It can be shown that t = (√n)[r/√(1 - r2)] is a t-variate, where n is the number of degrees of freedom. For the example, t = 36.8665, and the UTPT test gives a probability of 1.32 x 10-8, which is certainly small enough for high significance. The UTPT test is in MTH NXT PROB NXT on the HP-48, and takes the degrees of freedom in level 2, t in level 1. If you are working without an HP-48, a table of the t-variate will do. Tables have been constructed that are entered with the value of r itself, so that the t-statistic need not be calculated.
The sensitivity of the correlation coefficient to random variations is an excellent thing to keep in mind when pondering the relationship of two variables. With small samples (say, N < 100) chance variations can easily give the appearance of correlation when in fact none exists. This trips up many investigations that continue until a definite result is reached, which is usually the chance happening of a spurious correlation, which is then published. The fact that correlation analysis is often undertaken with small samples adds to the confusion. The only remedy is to consider the significance of the correlation with reference to sample size. Statistics often disappoints the enthusiast at this point, when additional data may be difficult or expensive to acquire.
C. E. Weatherburn, A First Course in Mathematical Statistics (Cambridge: Cambridge University Press, 1968). Chapter IV.

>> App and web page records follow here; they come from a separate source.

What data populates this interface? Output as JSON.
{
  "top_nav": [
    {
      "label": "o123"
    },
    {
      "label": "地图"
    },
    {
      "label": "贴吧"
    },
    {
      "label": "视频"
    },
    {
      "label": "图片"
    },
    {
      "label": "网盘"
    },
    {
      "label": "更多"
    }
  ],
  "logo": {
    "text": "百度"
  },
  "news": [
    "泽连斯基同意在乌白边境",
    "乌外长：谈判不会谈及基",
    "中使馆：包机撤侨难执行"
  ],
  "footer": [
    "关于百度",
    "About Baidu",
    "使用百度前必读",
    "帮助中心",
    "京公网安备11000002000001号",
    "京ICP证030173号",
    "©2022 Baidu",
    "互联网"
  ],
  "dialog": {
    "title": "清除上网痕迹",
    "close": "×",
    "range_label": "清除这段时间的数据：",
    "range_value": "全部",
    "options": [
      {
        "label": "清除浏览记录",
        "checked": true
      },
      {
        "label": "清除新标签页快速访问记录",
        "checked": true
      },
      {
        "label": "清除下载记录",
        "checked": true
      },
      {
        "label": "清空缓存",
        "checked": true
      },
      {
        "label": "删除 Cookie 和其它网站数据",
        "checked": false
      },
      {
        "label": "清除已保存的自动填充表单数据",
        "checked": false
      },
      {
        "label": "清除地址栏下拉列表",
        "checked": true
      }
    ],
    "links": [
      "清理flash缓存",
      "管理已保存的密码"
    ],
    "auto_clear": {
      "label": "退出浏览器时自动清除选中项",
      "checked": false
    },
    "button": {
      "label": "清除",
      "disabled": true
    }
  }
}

R. A. Fisher, Statistical Methods for Research Workers, 14th ed. (Edinburgh: Oliver and Boyd, 1970). Chapter VI.
Composed by J. B. Calvert
Created 2 May 2003